Baseline Characteristics Between Electroacupuncture Group and Control Group

Variables EA Group, n = 32, Mean (SD) Control Group, n = 32, Mean (SD) Mean Difference (95% CI) t Statistic (df) P Valuea
Age, y 47.50 (7.94) 48.72 (6.72) -1.22 (-4.89,2.47) -0.66 (62) 0.510a
Weight, kg 60.22 (8.75) 59.25 (9.71) 0.97 (-3.65,5.59) 0.42 (62) 0.676a
Height, m 1.57 (0.06) 1.58 (0.07) -0.01 (-0.04,0.03) -0.32 (62) 0.754a
BMI value, kg/m 2 24.28 (2.97) 23.71 (3.16) 0.57 (-0.96,2.10) 0.75 (62) 0.458a
Duration of surgery, min 149.06 (42.64) 151.97 (50.71) 0.805a
a Independent t test.

Table 2.

Comparison of Mean Total PCA Morphine Demand and Dose within 24 Hours Between Electroacupuncture and Control Groups

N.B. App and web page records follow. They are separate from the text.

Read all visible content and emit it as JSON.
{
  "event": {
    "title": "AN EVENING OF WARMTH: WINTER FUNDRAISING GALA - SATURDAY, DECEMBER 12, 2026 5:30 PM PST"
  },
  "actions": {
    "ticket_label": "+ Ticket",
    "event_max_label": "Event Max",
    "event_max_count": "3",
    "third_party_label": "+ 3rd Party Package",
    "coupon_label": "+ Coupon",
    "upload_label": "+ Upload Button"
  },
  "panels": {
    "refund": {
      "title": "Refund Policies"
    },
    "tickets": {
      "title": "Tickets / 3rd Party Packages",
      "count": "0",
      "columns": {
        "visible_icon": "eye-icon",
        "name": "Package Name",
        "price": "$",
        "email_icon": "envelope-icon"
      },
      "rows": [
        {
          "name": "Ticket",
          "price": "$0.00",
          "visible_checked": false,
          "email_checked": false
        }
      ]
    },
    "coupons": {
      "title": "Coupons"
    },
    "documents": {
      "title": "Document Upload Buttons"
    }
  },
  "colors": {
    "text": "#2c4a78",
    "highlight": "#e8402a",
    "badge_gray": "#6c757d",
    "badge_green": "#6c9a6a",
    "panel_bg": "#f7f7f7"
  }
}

Variable EA Group, n = 32, Mean (SD) Control Group, n = 32, Mean (SD) Mean Difference, (95% CI) t Statistic (df) P Valuea
Total PCA Morphine in 24 hours
Demand (times pressed) 27.28 (21.61) 55.25 (46. 85) -27.97 (-46.20,-9,74) -3.07 (62) 0.003*
Dose, mg 21.38 (14.38) 33.94 (20.24) -12.56 (-21.34,-3.79) -2.86 (62) 0.006*
a Independent t test.

Figure 1.

Steps for Location of EA Points
A, step 1: to start to locate pericardium meridian p6 point (Neiguan), B, step 2: to finally locate pericardium meridian p6 point (Neiguan) marked x, C, location of large intestine p4 point (Hegu) marked with black circle.

Figure 2.

Flow Chart of patients in Trial

Figure 3.

Mean Numerical Rating Score at Various Time Intervals Between Electroacupuncture and Control Groups

Figure 4.

Incidence of Nausea at Various Time Intervals Between Electroacupuncture and Control Groups